▶ _WHAT THE TASK REQUIRES_
Print out the data exactly, keeping every image out of it.

(Interface dataset entries)

========

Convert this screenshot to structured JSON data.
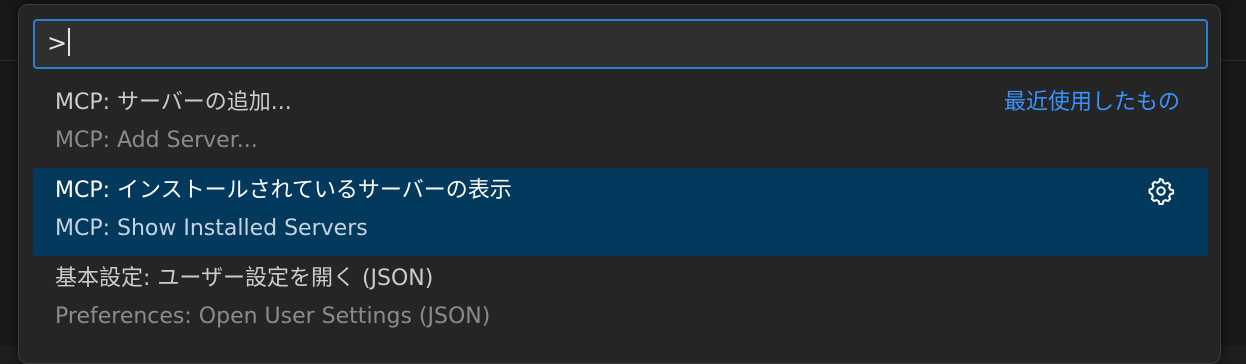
{
  "input": {
    "value": ">"
  },
  "items": [
    {
      "primary": "MCP: サーバーの追加...",
      "secondary": "MCP: Add Server...",
      "badge": "最近使用したもの"
    },
    {
      "primary": "MCP: インストールされているサーバーの表示",
      "secondary": "MCP: Show Installed Servers",
      "action_icon": "gear-icon"
    },
    {
      "primary": "基本設定: ユーザー設定を開く (JSON)",
      "secondary": "Preferences: Open User Settings (JSON)"
    }
  ],
  "colors": {
    "accent": "#2f7dd1",
    "selection": "#04395e",
    "recent_label": "#3794ff"
  }
}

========

▶ _REPLY_
Convert this screenshot to structured JSON data.
{
  "input": {
    "value": ">"
  },
  "items": [
    {
      "primary": "MCP: サーバーの追加...",
      "secondary": "MCP: Add Server...",
      "badge": "最近使用したもの"
    },
    {
      "primary": "MCP: インストールされているサーバーの表示",
      "secondary": "MCP: Show Installed Servers",
      "action_icon": "gear-icon"
    },
    {
      "primary": "基本設定: ユーザー設定を開く (JSON)",
      "secondary": "Preferences: Open User Settings (JSON)"
    }
  ],
  "colors": {
    "accent": "#2f7dd1",
    "selection": "#04395e",
    "recent_label": "#3794ff"
  }
}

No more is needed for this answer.